Talking to someone

Telling someone your worries about the eating disorder and about recovery can be daunting.

Before you talk to someone, you could prepare by writing down what you want to say. It might be helpful to think about:

  • The thoughts and feelings affecting your eating
  • How long the eating difficulties have been going on
  • What the person you’re talking to could do to support you in getting appropriate help

If a chat in person works for you, that’s great! If it doesn’t, you could write what you want to say and read it aloud, send the person an email, phone them, speak to them using text or online messaging. Each way of starting the discussion has its pros and cons – it’s about what feels comfortable for you and how you think you’ll have the most productive conversation.

It’s normal to feel scared at the idea of telling someone about your eating disorder.

Moving to a new location

It’s very important to find treatment as early as possible. Earlier treatment means a greater chance of fully recovering from your eating disorder. Your first point of contact in the health care system is likely to be your general practitioner (GP). If you have never spoken to a healthcare professional, a GP will be responsible for your initial diagnosis and should help to coordinate your care, at least in the early stages of treatment. If they determine you may have an eating disorder, they should refer you to an eating disorders specialist.

If you are moving to a new area and you have been living with an eating disorder and receiving treatment it is important not to delay having your care transferred. It is important you allow yourself time to contact your local services to ensure your treatment isn’t delayed.


Eating disorder seeking treatment guide


Support available

Beat, the national eating disorder charity, has lots of information that you may find useful if you think you or someone you know has an eating disorder and as you start thinking about getting help:


Visit the Beat website


Finally... a really useful tip: use the BLAST approach

Think about what kind of things help you to feel better when you’re;

  • Bored,
  • Lonely,
  • Angry,
  • Stressed or
  • Tired

then when you feel the urge to use behaviours, you can try to identify the emotions that might be causing it and look for positive distractions from that feeling.


Read the full BLAST approach




Starting University

A resource for young people about to start university

View resource

Wellbeing Action Plan (aged 16+)

Our new Wellbeing Action Plan is for all young people attending sixth form or college.

View resource


How to spot and respond to unhealthy perfectionism

View resource

Asking for help

Tips for young people on when it’s time to talk about their mental health, or if they want to help a friend

View resource

Wellbeing Action Plan (child)

A simple, resource to help young people keep themselves well and get them through difficult times

View resource

Warning signs poster

A bold A3 poster showing the warning signs that tell you when someone may be depressed. This poster could save a life.

View resource

Patent and trade mark professionals

Protecting your mental health and wellbeing: A guide for patent and trade mark professionals

View resource

Depression booklet

Featuring useful facts, figures and information, this booklet also contains sources of help and what not to say to people experiencing depression
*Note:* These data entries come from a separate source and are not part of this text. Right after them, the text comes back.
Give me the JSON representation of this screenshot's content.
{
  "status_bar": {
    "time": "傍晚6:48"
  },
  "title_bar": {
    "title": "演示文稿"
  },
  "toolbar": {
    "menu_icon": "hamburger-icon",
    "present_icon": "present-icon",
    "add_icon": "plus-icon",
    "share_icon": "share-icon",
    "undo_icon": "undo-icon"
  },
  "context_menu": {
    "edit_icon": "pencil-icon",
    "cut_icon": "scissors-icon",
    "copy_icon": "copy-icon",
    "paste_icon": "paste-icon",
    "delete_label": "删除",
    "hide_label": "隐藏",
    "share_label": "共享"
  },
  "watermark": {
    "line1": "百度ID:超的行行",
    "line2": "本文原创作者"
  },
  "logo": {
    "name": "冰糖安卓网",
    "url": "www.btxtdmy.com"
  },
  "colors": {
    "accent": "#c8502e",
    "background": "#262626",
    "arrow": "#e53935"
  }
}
View resource

Was this article helpful?

Your feedback helps us create better content so if this article helped, please leave a like below and let others know.
Follow us
The Charlie Waller Trust
Queens Voluntary Service Award